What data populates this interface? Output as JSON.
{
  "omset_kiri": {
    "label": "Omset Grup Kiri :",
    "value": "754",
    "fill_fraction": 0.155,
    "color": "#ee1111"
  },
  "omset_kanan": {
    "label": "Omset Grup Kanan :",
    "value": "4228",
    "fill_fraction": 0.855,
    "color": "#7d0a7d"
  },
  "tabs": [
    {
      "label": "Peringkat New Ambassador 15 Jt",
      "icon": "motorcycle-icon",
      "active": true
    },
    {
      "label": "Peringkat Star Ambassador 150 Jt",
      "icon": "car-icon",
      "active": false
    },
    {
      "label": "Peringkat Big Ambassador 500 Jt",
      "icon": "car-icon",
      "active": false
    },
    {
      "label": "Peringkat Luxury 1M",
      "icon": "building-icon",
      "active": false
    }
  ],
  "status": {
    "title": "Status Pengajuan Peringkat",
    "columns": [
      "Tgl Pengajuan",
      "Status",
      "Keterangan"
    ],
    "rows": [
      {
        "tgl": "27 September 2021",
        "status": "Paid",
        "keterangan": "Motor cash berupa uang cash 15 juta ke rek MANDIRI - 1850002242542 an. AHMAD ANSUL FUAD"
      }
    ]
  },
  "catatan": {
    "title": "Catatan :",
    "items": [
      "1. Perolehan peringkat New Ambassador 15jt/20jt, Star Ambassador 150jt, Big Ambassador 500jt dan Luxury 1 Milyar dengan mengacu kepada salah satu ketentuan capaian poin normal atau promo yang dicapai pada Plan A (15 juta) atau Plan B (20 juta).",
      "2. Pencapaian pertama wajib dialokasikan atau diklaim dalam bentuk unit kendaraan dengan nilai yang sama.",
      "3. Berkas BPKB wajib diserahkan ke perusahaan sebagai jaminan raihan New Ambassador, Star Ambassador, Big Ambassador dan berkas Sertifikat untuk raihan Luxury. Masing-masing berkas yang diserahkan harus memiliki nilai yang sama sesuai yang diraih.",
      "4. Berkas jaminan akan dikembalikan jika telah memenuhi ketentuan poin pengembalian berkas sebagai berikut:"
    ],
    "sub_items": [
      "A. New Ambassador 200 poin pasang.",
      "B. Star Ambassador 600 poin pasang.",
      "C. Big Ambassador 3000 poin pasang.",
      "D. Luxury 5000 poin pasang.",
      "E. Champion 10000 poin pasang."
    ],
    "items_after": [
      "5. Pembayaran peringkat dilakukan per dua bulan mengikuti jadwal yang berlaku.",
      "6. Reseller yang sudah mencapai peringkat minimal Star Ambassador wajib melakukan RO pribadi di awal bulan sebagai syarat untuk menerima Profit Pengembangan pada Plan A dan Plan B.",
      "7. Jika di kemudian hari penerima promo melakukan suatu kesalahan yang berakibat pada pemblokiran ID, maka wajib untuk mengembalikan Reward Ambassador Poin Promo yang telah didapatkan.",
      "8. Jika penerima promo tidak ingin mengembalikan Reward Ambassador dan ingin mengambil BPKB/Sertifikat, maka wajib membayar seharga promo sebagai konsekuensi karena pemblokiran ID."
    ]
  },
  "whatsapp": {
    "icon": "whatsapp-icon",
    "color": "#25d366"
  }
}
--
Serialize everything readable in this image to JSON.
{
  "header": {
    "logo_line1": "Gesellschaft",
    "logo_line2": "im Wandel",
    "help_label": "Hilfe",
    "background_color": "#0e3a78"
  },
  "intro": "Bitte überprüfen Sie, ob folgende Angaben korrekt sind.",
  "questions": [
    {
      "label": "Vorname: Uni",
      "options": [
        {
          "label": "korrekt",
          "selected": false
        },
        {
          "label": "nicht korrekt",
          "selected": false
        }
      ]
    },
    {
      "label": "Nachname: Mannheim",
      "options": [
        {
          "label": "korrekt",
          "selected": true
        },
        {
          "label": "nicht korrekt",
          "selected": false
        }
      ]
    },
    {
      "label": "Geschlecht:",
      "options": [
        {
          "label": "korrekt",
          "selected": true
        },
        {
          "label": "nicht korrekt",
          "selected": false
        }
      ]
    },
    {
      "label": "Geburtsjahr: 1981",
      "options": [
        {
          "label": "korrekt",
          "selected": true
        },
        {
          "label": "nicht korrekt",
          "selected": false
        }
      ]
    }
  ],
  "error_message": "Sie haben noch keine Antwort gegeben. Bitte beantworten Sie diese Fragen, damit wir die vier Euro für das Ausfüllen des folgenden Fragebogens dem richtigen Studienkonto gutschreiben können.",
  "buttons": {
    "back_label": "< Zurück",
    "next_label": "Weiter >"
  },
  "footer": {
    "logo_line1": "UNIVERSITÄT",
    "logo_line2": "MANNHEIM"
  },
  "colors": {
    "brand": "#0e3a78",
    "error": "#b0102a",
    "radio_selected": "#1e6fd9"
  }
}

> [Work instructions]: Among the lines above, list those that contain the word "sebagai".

> [Your solution]:
      "3. Berkas BPKB wajib diserahkan ke perusahaan sebagai jaminan raihan New Ambassador, Star Ambassador, Big Ambassador dan berkas Sertifikat untuk raihan Luxury. Masing-masing berkas yang diserahkan harus memiliki nilai yang sama sesuai yang diraih.",
      "4. Berkas jaminan akan dikembalikan jika telah memenuhi ketentuan poin pengembalian berkas sebagai berikut:"
      "6. Reseller yang sudah mencapai peringkat minimal Star Ambassador wajib melakukan RO pribadi di awal bulan sebagai syarat untuk menerima Profit Pengembangan pada Plan A dan Plan B.",
      "8. Jika penerima promo tidak ingin mengembalikan Reward Ambassador dan ingin mengambil BPKB/Sertifikat, maka wajib membayar seharga promo sebagai konsekuensi karena pemblokiran ID."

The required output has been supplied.